[Start of Attachment]
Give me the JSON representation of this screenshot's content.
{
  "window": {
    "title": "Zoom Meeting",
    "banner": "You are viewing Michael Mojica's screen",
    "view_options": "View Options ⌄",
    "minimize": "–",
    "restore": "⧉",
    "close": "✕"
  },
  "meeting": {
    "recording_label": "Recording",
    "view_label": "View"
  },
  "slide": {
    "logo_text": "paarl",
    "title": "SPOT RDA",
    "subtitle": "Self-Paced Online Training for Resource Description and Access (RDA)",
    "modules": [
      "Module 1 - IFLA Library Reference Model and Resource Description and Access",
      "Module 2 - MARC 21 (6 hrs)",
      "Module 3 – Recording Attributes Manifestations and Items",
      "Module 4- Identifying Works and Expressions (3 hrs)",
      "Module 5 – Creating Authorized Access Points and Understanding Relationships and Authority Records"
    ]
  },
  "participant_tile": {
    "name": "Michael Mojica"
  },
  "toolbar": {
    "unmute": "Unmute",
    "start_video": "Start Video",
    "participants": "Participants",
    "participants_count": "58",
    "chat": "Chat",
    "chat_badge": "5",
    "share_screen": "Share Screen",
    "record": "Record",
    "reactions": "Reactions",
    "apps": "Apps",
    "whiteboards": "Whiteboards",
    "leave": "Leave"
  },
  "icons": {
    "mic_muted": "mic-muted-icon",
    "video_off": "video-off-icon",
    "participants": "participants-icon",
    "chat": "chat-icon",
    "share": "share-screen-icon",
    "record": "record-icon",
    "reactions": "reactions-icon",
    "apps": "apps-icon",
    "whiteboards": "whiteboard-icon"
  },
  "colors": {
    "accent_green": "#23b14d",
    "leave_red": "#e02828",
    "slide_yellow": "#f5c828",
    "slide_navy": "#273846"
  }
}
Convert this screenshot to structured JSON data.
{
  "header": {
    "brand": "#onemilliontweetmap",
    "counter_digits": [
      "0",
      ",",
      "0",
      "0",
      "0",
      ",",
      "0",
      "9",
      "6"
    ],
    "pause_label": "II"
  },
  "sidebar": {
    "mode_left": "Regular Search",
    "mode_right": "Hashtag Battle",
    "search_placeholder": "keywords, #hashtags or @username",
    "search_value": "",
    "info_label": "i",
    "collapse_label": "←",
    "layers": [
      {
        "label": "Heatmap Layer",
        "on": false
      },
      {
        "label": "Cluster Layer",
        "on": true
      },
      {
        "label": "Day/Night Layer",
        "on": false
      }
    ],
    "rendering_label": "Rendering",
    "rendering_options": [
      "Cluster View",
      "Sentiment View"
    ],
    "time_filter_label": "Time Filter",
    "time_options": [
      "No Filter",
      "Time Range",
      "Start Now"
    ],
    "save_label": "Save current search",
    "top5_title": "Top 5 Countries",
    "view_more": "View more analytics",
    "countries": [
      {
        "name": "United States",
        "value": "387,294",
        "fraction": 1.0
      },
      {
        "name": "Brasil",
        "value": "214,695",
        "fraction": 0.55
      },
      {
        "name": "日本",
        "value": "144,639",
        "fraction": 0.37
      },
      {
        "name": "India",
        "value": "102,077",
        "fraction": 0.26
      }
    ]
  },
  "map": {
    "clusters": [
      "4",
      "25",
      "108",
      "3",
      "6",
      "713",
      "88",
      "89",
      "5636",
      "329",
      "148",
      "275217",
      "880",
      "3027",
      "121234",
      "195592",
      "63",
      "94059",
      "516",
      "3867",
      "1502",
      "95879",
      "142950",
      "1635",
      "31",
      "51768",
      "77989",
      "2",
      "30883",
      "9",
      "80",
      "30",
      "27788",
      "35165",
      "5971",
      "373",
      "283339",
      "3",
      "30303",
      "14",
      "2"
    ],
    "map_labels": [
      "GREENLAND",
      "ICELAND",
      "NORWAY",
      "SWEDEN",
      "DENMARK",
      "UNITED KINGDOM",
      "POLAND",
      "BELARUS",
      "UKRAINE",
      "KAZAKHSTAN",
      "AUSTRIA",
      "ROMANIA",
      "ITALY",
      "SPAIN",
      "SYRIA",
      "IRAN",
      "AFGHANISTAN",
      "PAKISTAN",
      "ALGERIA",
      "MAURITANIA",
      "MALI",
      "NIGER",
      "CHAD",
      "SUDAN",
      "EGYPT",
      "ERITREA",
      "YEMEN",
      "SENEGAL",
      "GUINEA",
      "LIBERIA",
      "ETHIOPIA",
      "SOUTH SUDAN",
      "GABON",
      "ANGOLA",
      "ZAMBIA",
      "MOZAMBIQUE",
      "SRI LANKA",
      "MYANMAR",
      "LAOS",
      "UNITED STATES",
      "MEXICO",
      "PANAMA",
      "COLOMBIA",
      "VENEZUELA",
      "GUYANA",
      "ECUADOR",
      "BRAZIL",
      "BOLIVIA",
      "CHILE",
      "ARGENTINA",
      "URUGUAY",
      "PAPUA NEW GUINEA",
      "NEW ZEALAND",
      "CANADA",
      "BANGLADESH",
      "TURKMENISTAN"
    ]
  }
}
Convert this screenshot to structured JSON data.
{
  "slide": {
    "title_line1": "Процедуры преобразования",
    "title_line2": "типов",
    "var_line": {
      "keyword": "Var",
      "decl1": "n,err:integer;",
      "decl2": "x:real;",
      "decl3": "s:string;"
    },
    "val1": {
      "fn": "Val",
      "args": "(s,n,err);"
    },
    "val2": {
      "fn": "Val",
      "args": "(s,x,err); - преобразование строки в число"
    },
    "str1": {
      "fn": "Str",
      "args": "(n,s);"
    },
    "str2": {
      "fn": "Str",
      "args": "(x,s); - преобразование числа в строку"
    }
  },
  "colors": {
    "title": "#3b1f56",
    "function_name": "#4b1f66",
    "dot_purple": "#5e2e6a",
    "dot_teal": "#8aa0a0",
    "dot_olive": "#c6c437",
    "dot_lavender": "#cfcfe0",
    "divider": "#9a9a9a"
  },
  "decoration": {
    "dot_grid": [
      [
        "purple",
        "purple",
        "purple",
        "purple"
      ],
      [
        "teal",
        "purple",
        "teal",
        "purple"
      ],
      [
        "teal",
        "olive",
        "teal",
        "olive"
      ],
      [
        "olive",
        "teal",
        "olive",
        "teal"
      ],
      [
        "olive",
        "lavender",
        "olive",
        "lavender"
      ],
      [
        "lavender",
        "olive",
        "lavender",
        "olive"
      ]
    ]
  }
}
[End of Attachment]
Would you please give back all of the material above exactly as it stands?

• _Task result_:
Give me the JSON representation of this screenshot's content.
{
  "window": {
    "title": "Zoom Meeting",
    "banner": "You are viewing Michael Mojica's screen",
    "view_options": "View Options ⌄",
    "minimize": "–",
    "restore": "⧉",
    "close": "✕"
  },
  "meeting": {
    "recording_label": "Recording",
    "view_label": "View"
  },
  "slide": {
    "logo_text": "paarl",
    "title": "SPOT RDA",
    "subtitle": "Self-Paced Online Training for Resource Description and Access (RDA)",
    "modules": [
      "Module 1 - IFLA Library Reference Model and Resource Description and Access",
      "Module 2 - MARC 21 (6 hrs)",
      "Module 3 – Recording Attributes Manifestations and Items",
      "Module 4- Identifying Works and Expressions (3 hrs)",
      "Module 5 – Creating Authorized Access Points and Understanding Relationships and Authority Records"
    ]
  },
  "participant_tile": {
    "name": "Michael Mojica"
  },
  "toolbar": {
    "unmute": "Unmute",
    "start_video": "Start Video",
    "participants": "Participants",
    "participants_count": "58",
    "chat": "Chat",
    "chat_badge": "5",
    "share_screen": "Share Screen",
    "record": "Record",
    "reactions": "Reactions",
    "apps": "Apps",
    "whiteboards": "Whiteboards",
    "leave": "Leave"
  },
  "icons": {
    "mic_muted": "mic-muted-icon",
    "video_off": "video-off-icon",
    "participants": "participants-icon",
    "chat": "chat-icon",
    "share": "share-screen-icon",
    "record": "record-icon",
    "reactions": "reactions-icon",
    "apps": "apps-icon",
    "whiteboards": "whiteboard-icon"
  },
  "colors": {
    "accent_green": "#23b14d",
    "leave_red": "#e02828",
    "slide_yellow": "#f5c828",
    "slide_navy": "#273846"
  }
}
Convert this screenshot to structured JSON data.
{
  "header": {
    "brand": "#onemilliontweetmap",
    "counter_digits": [
      "0",
      ",",
      "0",
      "0",
      "0",
      ",",
      "0",
      "9",
      "6"
    ],
    "pause_label": "II"
  },
  "sidebar": {
    "mode_left": "Regular Search",
    "mode_right": "Hashtag Battle",
    "search_placeholder": "keywords, #hashtags or @username",
    "search_value": "",
    "info_label": "i",
    "collapse_label": "←",
    "layers": [
      {
        "label": "Heatmap Layer",
        "on": false
      },
      {
        "label": "Cluster Layer",
        "on": true
      },
      {
        "label": "Day/Night Layer",
        "on": false
      }
    ],
    "rendering_label": "Rendering",
    "rendering_options": [
      "Cluster View",
      "Sentiment View"
    ],
    "time_filter_label": "Time Filter",
    "time_options": [
      "No Filter",
      "Time Range",
      "Start Now"
    ],
    "save_label": "Save current search",
    "top5_title": "Top 5 Countries",
    "view_more": "View more analytics",
    "countries": [
      {
        "name": "United States",
        "value": "387,294",
        "fraction": 1.0
      },
      {
        "name": "Brasil",
        "value": "214,695",
        "fraction": 0.55
      },
      {
        "name": "日本",
        "value": "144,639",
        "fraction": 0.37
      },
      {
        "name": "India",
        "value": "102,077",
        "fraction": 0.26
      }
    ]
  },
  "map": {
    "clusters": [
      "4",
      "25",
      "108",
      "3",
      "6",
      "713",
      "88",
      "89",
      "5636",
      "329",
      "148",
      "275217",
      "880",
      "3027",
      "121234",
      "195592",
      "63",
      "94059",
      "516",
      "3867",
      "1502",
      "95879",
      "142950",
      "1635",
      "31",
      "51768",
      "77989",
      "2",
      "30883",
      "9",
      "80",
      "30",
      "27788",
      "35165",
      "5971",
      "373",
      "283339",
      "3",
      "30303",
      "14",
      "2"
    ],
    "map_labels": [
      "GREENLAND",
      "ICELAND",
      "NORWAY",
      "SWEDEN",
      "DENMARK",
      "UNITED KINGDOM",
      "POLAND",
      "BELARUS",
      "UKRAINE",
      "KAZAKHSTAN",
      "AUSTRIA",
      "ROMANIA",
      "ITALY",
      "SPAIN",
      "SYRIA",
      "IRAN",
      "AFGHANISTAN",
      "PAKISTAN",
      "ALGERIA",
      "MAURITANIA",
      "MALI",
      "NIGER",
      "CHAD",
      "SUDAN",
      "EGYPT",
      "ERITREA",
      "YEMEN",
      "SENEGAL",
      "GUINEA",
      "LIBERIA",
      "ETHIOPIA",
      "SOUTH SUDAN",
      "GABON",
      "ANGOLA",
      "ZAMBIA",
      "MOZAMBIQUE",
      "SRI LANKA",
      "MYANMAR",
      "LAOS",
      "UNITED STATES",
      "MEXICO",
      "PANAMA",
      "COLOMBIA",
      "VENEZUELA",
      "GUYANA",
      "ECUADOR",
      "BRAZIL",
      "BOLIVIA",
      "CHILE",
      "ARGENTINA",
      "URUGUAY",
      "PAPUA NEW GUINEA",
      "NEW ZEALAND",
      "CANADA",
      "BANGLADESH",
      "TURKMENISTAN"
    ]
  }
}
Convert this screenshot to structured JSON data.
{
  "slide": {
    "title_line1": "Процедуры преобразования",
    "title_line2": "типов",
    "var_line": {
      "keyword": "Var",
      "decl1": "n,err:integer;",
      "decl2": "x:real;",
      "decl3": "s:string;"
    },
    "val1": {
      "fn": "Val",
      "args": "(s,n,err);"
    },
    "val2": {
      "fn": "Val",
      "args": "(s,x,err); - преобразование строки в число"
    },
    "str1": {
      "fn": "Str",
      "args": "(n,s);"
    },
    "str2": {
      "fn": "Str",
      "args": "(x,s); - преобразование числа в строку"
    }
  },
  "colors": {
    "title": "#3b1f56",
    "function_name": "#4b1f66",
    "dot_purple": "#5e2e6a",
    "dot_teal": "#8aa0a0",
    "dot_olive": "#c6c437",
    "dot_lavender": "#cfcfe0",
    "divider": "#9a9a9a"
  },
  "decoration": {
    "dot_grid": [
      [
        "purple",
        "purple",
        "purple",
        "purple"
      ],
      [
        "teal",
        "purple",
        "teal",
        "purple"
      ],
      [
        "teal",
        "olive",
        "teal",
        "olive"
      ],
      [
        "olive",
        "teal",
        "olive",
        "teal"
      ],
      [
        "olive",
        "lavender",
        "olive",
        "lavender"
      ],
      [
        "lavender",
        "olive",
        "lavender",
        "olive"
      ]
    ]
  }
}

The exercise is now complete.